What the task asks: Pick out the lines below that include the string "NavigationView".

(Element data from apps and pages)
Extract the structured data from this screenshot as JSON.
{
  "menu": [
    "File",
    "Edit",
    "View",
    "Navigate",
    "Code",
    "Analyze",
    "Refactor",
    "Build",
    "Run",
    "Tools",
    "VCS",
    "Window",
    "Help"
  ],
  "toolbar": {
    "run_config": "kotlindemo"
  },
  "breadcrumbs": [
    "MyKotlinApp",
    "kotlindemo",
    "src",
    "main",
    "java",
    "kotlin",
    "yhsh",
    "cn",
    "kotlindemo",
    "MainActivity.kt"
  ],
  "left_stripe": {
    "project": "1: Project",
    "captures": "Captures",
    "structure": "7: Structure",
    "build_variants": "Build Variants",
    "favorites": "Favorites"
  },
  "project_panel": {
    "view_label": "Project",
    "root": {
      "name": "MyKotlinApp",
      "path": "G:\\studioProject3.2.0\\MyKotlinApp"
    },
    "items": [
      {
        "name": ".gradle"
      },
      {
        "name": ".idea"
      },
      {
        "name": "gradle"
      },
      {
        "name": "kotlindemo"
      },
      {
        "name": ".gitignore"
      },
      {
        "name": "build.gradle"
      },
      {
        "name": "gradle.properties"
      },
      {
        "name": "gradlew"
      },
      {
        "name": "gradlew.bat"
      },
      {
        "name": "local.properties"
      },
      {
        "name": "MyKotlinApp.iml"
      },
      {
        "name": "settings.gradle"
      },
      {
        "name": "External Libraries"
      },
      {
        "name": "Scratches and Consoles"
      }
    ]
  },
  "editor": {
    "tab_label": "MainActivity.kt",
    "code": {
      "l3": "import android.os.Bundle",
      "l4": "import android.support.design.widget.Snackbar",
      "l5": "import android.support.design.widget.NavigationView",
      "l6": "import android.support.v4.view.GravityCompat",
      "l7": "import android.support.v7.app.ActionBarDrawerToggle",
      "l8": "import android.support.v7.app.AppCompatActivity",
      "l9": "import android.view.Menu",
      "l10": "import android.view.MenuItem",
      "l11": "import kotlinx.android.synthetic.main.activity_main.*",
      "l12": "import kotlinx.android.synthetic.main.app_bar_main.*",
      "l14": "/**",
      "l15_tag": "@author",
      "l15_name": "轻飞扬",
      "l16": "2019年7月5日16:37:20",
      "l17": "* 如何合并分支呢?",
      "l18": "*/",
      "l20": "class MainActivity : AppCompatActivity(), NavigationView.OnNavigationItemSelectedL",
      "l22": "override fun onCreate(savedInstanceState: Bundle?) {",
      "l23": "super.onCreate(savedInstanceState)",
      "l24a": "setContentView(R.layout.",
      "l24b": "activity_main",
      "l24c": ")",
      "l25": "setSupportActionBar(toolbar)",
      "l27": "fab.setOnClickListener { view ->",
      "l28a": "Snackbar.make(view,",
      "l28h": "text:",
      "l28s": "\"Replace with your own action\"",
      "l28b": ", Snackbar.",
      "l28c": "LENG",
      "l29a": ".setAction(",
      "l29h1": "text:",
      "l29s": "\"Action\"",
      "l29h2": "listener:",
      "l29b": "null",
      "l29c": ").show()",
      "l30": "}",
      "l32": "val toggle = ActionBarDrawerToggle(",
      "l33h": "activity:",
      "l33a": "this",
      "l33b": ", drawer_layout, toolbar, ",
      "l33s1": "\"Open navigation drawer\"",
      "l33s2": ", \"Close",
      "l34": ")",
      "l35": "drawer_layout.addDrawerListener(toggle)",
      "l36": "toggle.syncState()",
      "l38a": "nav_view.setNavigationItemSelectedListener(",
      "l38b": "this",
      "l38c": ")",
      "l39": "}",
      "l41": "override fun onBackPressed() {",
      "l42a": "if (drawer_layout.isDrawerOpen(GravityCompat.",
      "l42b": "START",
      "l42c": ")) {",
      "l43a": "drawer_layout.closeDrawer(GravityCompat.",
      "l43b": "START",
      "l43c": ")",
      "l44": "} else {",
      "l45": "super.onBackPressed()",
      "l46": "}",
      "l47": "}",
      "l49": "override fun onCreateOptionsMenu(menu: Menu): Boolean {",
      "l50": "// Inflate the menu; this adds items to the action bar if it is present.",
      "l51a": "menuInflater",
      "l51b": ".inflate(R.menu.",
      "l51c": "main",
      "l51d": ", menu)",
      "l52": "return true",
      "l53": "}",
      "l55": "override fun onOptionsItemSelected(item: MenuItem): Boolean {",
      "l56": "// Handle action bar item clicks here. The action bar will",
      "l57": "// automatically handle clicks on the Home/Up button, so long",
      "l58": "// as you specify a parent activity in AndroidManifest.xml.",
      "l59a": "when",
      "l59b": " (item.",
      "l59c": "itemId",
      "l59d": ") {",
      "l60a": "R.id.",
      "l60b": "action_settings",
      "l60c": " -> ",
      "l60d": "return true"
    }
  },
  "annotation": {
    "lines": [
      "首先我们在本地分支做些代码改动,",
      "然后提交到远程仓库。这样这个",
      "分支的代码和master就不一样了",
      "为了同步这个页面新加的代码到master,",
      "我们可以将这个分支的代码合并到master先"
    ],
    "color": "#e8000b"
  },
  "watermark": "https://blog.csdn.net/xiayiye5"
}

Solution below:
      "l5": "import android.support.design.widget.NavigationView",
      "l20": "class MainActivity : AppCompatActivity(), NavigationView.OnNavigationItemSelectedL",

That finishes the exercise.